What I don’t like about the representation of this event is how Cho Seung-Hui is represented as some kind of heartless killing monster. Okay, now this is the part where I don’t necessarily win any friends…Yes, his deeds were awful, abominable, reprehensible but I can’t help thinking that somehow, we failed him. I mean, to be that tormented, to be that angry…what had he seen, what had he read, what had he experienced to make him feel so desperate that killing became an option? An heroic option.
I am in no way saying that what Cho Seung-Hui did is okay. It is not okay. Ever. But I recognise in Cho Seung-Hui’s eyes a hopelessness that, but for the grace of God, I would feel every day.
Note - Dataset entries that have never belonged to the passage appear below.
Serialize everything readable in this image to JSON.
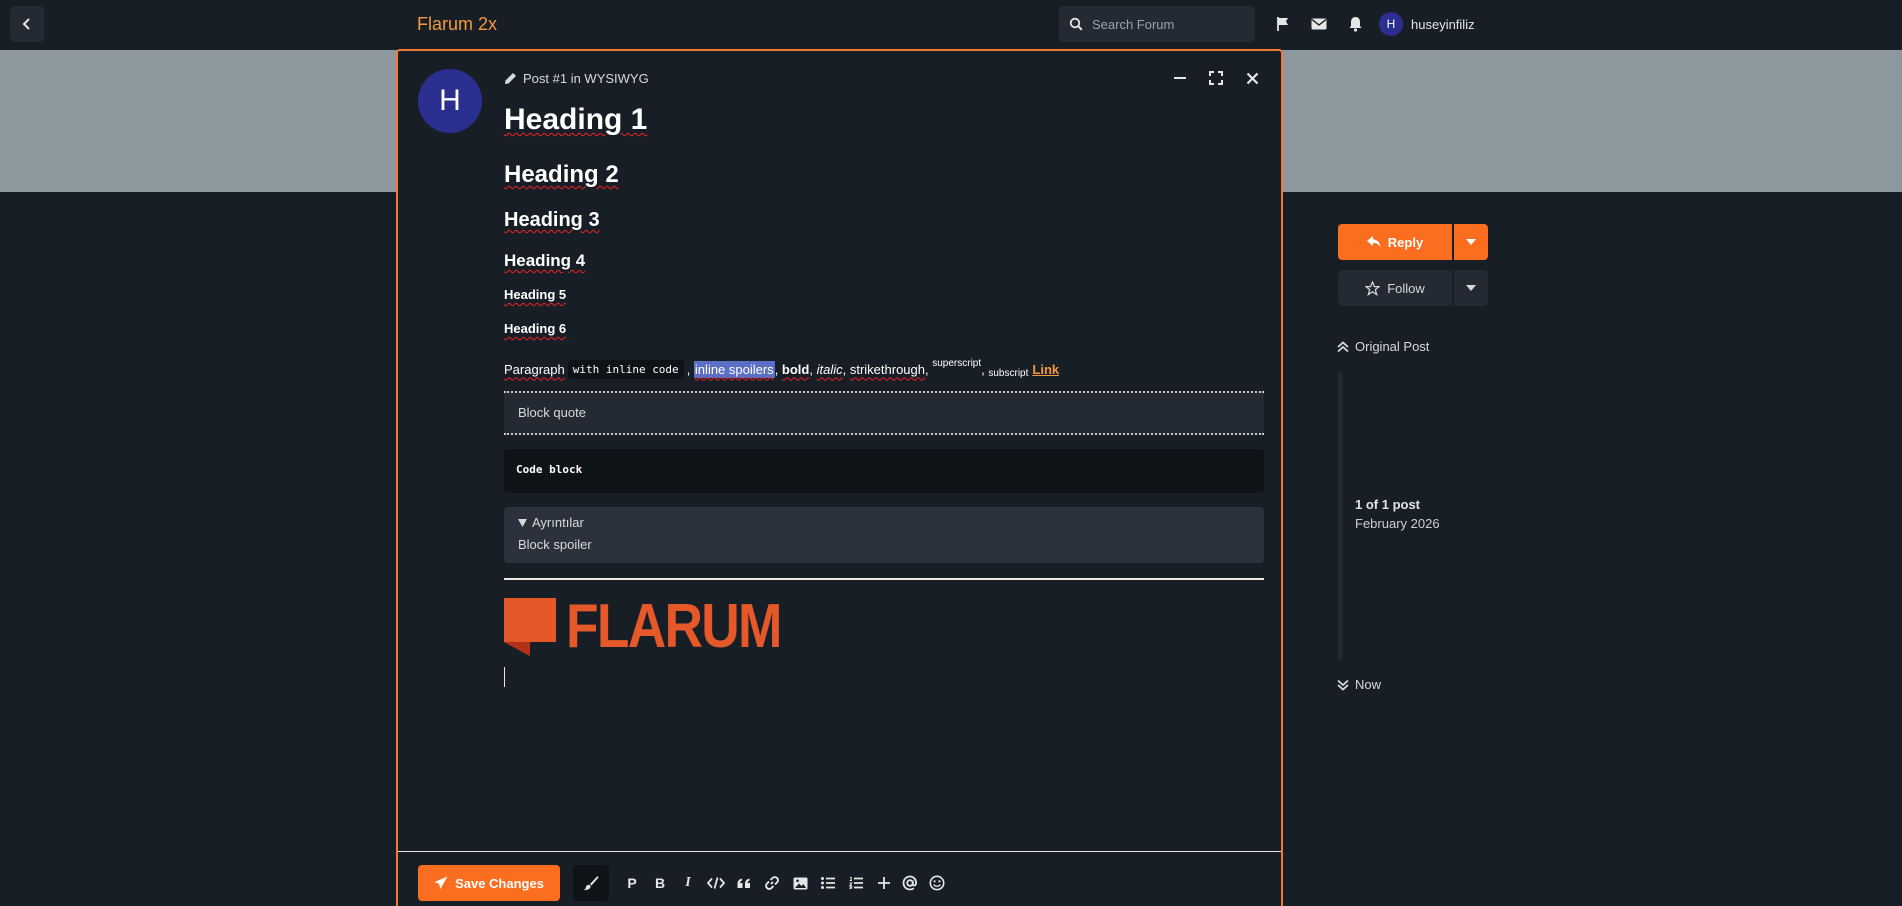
{
  "header": {
    "brand": "Flarum 2x",
    "search_placeholder": "Search Forum",
    "username": "huseyinfiliz",
    "avatar_letter": "H",
    "icons": [
      "chevron-left-icon",
      "search-icon",
      "flag-icon",
      "envelope-icon",
      "bell-icon"
    ]
  },
  "composer": {
    "avatar_letter": "H",
    "title": "Post #1 in WYSIWYG",
    "headings": [
      "Heading 1",
      "Heading 2",
      "Heading 3",
      "Heading 4",
      "Heading 5",
      "Heading 6"
    ],
    "paragraph": {
      "text": "Paragraph",
      "inline_code": "with inline code",
      "inline_spoiler": "inline spoilers",
      "bold": "bold",
      "italic": "italic",
      "strike": "strikethrough",
      "superscript": "superscript",
      "subscript": "subscript",
      "link": "Link"
    },
    "blockquote": "Block quote",
    "code_block": "Code block",
    "details": {
      "summary": "Ayrıntılar",
      "body": "Block spoiler"
    },
    "image_logo_text": "FLARUM",
    "footer": {
      "save_label": "Save Changes",
      "toolbar_icons": [
        "paragraph-icon",
        "bold-icon",
        "italic-icon",
        "code-icon",
        "quote-icon",
        "link-icon",
        "image-icon",
        "bullet-list-icon",
        "numbered-list-icon",
        "plus-icon",
        "mention-icon",
        "emoji-icon"
      ]
    }
  },
  "sidebar": {
    "reply_label": "Reply",
    "follow_label": "Follow",
    "original_post": "Original Post",
    "position": "1 of 1 post",
    "date": "February 2026",
    "now": "Now"
  },
  "colors": {
    "accent": "#fb6d1f",
    "brand": "#f5983b",
    "background": "#181e26",
    "hero": "#8c979e",
    "avatar": "#2b2f8f"
  }
}
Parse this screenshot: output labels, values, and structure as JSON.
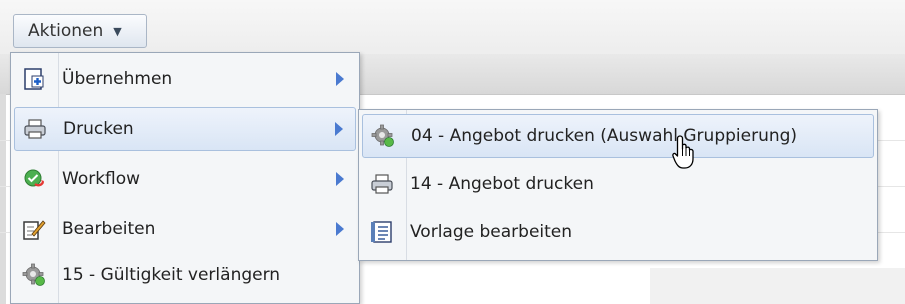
{
  "actions_button": {
    "label": "Aktionen",
    "arrow": "▼"
  },
  "main_menu": {
    "items": [
      {
        "label": "Übernehmen",
        "icon": "add-document-icon",
        "has_submenu": true
      },
      {
        "label": "Drucken",
        "icon": "printer-icon",
        "has_submenu": true,
        "active": true
      },
      {
        "label": "Workflow",
        "icon": "workflow-icon",
        "has_submenu": true
      },
      {
        "label": "Bearbeiten",
        "icon": "edit-document-icon",
        "has_submenu": true
      },
      {
        "label": "15 - Gültigkeit verlängern",
        "icon": "gear-icon",
        "has_submenu": false
      }
    ]
  },
  "submenu": {
    "items": [
      {
        "label": "04 - Angebot drucken (Auswahl Gruppierung)",
        "icon": "gear-icon",
        "hovered": true
      },
      {
        "label": "14 - Angebot drucken",
        "icon": "printer-icon"
      },
      {
        "label": "Vorlage bearbeiten",
        "icon": "template-icon"
      }
    ]
  },
  "colors": {
    "accent": "#4a7ad0",
    "menu_border": "#9aa7b8",
    "highlight": "#d9e5f5"
  }
}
Every single day.
I don’t want to see the NBC news footage, I don’t want to see videos of the event, I don’t want to get inside Cho Seung-Hui’s head and figure out why he did it. The images of his face are enough. Looking into his eyes I see the pain, the anger, the hurt, the utter hopelessness and I know there have been times when I have felt it too.
The cover of The Sydney Morning Herald today depicted passport type photographs of each of the victims placed over a picture of Cho Seung-Hui’s face in the background. The visual representation graphically showed how we view perpetrators and victims: the victims are innocent the perpetrator is guilty; the victims are human – they smile – the perpetrator is inhuman – his face is contorted with anger and hatred. Sure, the victims were killed while innocently going about their daily lives, while the perpetrator committed a terrible crime. I acknowledge all of this but still I wonder… what if we’re not all that different to Cho Seung-Hui? What if we all kill things we love every day maybe not with 30 bullets but with words, looks, actions and intentions.
I think this is how God views us. Actually, I don’t think it, I’m pretty sure of it. We’re all closer to Cho Seung-Hui than we’d like to admit. After all the Bible tells us that we are responsible for Christ’s death…but fortunately we can be forgiven and escape the anguish of a lonely hurt filled existence. I know that my life has changed because I now know that God takes seriously the suffering we feel in this world. It was such a big deal to Him that He, in His goodness, stretched out His own arm to save us by subjecting His Son to a death that should have been ours. Through this God shows His amazing love for us – all of us.
I know we mourn and grieve and this is right – we should. But as we pray and grieve for the victims and their families, can’t we mourn for Cho Seung-Hui too? Can’t we pray that God have mercy on his tormented soul? As well as on ours?
This is not how life was meant to be.